Home-made parser. Oh well. I fear it for two reasons: 1. The authoring systems available are around for years, or decades in some cases. They have been used and reviewed by hundreds auf authors, they have been constantly improved, they are at the top of the parser evolution ladder. A homebrew parser will never be able to complete. (I’m talking Inform or TADS, not AGT) 2. The author obviously wants to show off his coding skills. Given that few people scintillate in several fields of expertise, how are the chances a good coder is also a good author? But let’s see.
The game world is pretty lovecraftian. Room and object descriptions are full of old school adjectives. A pleasant experience, just like in the novels. The grade of detail could be higher tho. The closer you look at stuff the more often you get a generic response. Also, apart from one man who’s important for the story you won’t meet any living person, that’s a bit dull. And the town of Arkham is off limits which is a bit frustrating as the game starts right on the outskirts of it. The map is small, the central village is two houses big. There’s a large maze which will seriously annoy you if you stumble into it without having found directions upfront. The parser lists objects you can interact with. Except when it doesn’t list them. There you go. Home-made parser. My left eyelid twitches.
The development of the story is nice. Step for step you gather clues about what happened. Travelling is quick as the map is so small. The puzzles are easy, and pretty much standard. Romping through the game is a rather quick experience. In my opinion it would be worth the effort to enlarge the game, at least with a bigger village and one or two more NPCs, and with the number of puzzles increasing the maze could removed as it’s mainly annoying, and it doesn’t even make sense as it consists of outdoor paths leading nowhere in particular.
If you like Lovecraft you’ll want to give this game a try. It’s short and cooked to the point, but it lacks sophistication and leaves you somewhat unsatisfied because it could have been great, but unfortunately it isn’t. As for the subject of home-made parsers, please allow me to quote Jackass for your own and all our sanity: Don’t try this at home.
EDIT: As Gareth Pitchford pointed out, The Arkham Abomination was not created using a homebrew parser, but using the ThinBASIC_Adventure_Builder. This renders all my comments regarding the parser moot. Lack of research on my side. Sorry for any inconvenience.
Mix Tape, by Brett Witty
Average member rating: (10 ratings)
The delicate art of a mix tape can be your own expression through others' poetry.

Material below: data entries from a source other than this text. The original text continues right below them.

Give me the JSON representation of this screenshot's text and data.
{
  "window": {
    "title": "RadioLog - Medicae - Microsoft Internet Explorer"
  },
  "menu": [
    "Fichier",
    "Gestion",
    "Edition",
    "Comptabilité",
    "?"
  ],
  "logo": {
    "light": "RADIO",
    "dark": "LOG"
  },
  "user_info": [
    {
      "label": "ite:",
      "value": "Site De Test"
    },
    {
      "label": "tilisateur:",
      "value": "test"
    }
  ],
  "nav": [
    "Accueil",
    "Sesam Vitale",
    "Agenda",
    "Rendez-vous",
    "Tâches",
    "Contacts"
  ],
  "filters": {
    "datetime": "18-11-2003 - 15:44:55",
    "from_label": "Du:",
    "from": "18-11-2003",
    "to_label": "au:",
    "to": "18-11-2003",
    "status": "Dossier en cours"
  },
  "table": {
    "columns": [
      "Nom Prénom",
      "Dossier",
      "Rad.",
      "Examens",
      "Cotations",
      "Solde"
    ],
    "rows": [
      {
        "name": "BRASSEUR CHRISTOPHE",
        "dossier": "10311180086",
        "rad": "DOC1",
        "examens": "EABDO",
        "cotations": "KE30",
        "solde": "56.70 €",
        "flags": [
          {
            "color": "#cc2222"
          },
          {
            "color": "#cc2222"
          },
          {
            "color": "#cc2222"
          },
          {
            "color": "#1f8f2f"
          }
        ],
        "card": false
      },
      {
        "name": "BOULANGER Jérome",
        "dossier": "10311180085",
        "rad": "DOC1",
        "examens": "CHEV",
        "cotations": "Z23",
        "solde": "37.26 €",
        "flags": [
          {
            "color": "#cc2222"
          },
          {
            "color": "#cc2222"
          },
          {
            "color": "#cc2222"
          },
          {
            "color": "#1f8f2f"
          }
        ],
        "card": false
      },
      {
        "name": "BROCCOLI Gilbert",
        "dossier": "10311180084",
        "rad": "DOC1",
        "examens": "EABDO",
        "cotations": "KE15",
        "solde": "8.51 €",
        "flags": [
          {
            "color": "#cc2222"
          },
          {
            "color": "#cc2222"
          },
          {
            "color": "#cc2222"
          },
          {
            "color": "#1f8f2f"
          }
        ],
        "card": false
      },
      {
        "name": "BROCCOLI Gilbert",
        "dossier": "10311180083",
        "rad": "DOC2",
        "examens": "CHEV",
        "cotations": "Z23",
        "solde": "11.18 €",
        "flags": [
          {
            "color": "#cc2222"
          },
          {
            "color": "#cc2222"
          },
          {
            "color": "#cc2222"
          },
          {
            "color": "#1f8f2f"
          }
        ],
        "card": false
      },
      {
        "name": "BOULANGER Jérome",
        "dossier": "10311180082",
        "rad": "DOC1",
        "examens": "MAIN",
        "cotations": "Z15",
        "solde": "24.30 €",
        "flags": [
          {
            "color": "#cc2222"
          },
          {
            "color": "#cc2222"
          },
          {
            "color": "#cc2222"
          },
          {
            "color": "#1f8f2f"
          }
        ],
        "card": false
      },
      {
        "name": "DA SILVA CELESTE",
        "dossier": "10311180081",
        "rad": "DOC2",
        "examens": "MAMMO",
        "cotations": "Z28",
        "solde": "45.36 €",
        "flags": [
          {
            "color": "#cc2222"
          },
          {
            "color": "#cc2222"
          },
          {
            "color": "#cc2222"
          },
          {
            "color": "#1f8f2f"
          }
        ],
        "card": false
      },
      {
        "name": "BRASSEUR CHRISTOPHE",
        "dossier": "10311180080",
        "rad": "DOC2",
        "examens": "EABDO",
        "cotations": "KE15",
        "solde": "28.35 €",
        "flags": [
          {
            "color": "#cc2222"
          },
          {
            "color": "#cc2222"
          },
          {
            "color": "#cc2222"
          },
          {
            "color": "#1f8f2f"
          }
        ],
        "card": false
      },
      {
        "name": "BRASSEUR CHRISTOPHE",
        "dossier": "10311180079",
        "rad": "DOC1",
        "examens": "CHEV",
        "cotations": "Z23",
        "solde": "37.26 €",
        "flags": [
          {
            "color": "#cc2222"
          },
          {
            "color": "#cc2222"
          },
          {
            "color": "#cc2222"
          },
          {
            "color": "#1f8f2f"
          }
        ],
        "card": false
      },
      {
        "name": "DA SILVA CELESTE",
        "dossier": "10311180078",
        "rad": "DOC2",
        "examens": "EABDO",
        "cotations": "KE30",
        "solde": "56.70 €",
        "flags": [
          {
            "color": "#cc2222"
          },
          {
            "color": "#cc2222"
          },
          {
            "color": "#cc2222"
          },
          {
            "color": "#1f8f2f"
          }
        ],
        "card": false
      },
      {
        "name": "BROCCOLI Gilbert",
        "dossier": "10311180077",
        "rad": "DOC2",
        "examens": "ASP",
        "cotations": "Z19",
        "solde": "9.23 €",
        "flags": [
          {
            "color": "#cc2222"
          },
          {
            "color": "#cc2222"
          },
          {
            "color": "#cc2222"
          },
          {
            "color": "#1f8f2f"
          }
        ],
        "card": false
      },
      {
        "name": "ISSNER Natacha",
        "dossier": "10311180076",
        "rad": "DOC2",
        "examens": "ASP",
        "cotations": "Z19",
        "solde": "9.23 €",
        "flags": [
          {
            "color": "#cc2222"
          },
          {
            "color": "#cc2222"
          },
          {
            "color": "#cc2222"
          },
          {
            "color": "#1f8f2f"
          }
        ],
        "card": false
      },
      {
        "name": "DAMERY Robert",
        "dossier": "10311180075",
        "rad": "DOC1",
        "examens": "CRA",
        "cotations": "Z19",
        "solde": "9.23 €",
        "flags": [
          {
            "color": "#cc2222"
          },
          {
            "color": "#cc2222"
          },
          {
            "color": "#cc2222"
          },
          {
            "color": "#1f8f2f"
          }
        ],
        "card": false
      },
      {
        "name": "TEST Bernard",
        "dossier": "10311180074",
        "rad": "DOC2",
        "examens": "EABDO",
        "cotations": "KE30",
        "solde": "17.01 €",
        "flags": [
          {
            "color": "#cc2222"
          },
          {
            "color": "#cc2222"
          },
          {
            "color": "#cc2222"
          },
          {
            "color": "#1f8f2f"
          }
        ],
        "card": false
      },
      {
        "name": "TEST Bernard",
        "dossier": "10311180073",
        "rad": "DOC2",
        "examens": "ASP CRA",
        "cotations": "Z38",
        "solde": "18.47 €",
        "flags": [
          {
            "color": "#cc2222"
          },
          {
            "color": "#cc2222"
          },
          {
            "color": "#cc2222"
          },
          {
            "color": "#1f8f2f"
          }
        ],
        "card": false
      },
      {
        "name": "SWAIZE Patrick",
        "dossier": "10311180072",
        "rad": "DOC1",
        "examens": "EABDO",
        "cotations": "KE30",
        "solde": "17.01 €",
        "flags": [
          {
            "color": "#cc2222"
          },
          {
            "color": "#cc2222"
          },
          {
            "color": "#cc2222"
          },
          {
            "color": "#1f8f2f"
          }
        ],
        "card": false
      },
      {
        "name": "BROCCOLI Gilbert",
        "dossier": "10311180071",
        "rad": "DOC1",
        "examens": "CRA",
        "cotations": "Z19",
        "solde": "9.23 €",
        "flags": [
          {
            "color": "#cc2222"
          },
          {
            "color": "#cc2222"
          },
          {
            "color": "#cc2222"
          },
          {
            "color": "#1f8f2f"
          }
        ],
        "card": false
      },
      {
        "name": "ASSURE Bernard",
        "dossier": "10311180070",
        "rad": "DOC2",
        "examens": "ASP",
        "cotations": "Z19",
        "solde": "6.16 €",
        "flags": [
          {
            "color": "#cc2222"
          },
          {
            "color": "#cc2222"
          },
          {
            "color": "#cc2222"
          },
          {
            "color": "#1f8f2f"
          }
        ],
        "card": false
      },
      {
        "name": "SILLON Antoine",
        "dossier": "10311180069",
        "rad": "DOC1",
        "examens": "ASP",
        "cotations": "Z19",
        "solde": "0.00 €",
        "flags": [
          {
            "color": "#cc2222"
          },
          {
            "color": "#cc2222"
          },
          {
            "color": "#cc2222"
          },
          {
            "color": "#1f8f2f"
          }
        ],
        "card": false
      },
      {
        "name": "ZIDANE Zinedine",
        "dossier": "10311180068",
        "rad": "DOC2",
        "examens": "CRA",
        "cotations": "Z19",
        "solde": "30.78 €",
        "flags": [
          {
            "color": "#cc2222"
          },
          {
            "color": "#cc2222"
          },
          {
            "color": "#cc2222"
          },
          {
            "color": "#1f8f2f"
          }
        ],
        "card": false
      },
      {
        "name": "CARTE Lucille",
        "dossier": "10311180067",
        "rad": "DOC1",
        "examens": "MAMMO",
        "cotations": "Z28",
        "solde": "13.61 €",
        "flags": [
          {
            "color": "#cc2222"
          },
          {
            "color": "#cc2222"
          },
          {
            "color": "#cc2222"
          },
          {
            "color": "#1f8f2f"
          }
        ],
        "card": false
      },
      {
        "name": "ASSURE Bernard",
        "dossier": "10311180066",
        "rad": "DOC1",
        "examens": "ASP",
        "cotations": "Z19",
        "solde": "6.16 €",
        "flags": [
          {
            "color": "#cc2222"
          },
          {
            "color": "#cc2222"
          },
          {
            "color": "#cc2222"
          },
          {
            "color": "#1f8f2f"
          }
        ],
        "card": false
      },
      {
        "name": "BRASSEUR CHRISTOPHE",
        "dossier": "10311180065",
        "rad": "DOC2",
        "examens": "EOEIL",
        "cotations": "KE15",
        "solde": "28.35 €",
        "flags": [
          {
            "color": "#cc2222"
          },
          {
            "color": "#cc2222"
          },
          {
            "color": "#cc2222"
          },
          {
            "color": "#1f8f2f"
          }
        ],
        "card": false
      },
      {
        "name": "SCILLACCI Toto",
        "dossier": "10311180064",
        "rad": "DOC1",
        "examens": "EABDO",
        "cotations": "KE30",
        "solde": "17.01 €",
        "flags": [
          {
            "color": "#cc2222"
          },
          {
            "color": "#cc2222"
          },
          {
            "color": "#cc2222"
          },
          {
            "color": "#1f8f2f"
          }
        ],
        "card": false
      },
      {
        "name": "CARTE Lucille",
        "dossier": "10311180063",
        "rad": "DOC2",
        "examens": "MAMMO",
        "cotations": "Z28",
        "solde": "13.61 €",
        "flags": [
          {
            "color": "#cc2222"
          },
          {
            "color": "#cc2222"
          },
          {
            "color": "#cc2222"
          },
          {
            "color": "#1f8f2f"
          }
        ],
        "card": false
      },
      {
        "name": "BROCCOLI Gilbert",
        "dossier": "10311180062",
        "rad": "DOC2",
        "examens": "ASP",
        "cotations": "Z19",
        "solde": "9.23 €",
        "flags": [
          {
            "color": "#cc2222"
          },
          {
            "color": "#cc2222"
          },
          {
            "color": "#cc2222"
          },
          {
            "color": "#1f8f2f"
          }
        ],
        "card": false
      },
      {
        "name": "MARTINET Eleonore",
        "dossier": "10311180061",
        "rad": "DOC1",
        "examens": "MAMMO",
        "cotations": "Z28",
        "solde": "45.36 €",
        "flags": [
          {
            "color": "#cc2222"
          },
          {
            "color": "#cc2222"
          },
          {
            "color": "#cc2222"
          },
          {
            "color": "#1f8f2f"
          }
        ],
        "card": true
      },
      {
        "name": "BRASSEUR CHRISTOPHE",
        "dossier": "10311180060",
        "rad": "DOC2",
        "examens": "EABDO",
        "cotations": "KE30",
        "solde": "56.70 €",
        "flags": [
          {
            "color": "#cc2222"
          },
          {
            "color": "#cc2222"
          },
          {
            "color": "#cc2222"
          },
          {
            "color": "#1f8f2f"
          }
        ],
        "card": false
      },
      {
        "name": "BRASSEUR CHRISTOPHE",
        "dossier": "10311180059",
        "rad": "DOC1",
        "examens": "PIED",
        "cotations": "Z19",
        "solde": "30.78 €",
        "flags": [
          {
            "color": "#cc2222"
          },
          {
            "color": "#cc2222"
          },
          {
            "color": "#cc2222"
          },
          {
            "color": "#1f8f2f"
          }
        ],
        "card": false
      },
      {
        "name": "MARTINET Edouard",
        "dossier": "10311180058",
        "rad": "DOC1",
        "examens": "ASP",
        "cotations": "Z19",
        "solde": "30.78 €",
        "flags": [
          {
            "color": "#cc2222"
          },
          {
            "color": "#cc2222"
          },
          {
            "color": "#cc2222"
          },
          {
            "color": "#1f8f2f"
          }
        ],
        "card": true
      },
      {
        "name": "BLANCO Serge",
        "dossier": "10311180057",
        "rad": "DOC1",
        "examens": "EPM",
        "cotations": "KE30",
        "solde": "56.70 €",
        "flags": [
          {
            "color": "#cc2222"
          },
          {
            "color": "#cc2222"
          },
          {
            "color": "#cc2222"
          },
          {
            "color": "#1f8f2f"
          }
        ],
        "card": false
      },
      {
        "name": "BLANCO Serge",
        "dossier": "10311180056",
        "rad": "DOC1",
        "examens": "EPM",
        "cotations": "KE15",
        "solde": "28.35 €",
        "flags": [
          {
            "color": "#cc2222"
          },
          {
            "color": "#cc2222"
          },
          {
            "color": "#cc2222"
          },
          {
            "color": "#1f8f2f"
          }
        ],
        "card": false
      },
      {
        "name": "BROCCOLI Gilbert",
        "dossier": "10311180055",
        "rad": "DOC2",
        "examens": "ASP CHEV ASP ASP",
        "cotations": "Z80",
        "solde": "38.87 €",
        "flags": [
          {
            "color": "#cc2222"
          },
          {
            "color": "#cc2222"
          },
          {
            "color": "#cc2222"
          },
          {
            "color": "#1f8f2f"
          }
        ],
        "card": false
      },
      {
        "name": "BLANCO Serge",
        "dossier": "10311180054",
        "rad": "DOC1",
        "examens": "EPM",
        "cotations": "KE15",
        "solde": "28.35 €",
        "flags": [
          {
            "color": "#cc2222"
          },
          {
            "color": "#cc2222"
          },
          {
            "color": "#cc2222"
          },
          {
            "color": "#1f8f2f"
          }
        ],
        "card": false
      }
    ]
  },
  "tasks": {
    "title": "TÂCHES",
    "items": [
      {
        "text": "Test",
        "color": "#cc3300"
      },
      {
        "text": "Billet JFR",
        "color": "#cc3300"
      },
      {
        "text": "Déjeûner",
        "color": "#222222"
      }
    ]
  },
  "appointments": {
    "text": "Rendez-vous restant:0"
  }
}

|A Ghost Story, by Nils Fagerburg|
Average member rating: (3 ratings)
The Incredibly Mild Misadventures of Tom Trundle, by B F Lindsay
Average member rating: (9 ratings)
"A frickin' important episode in my life." -- Tom Trundle, 17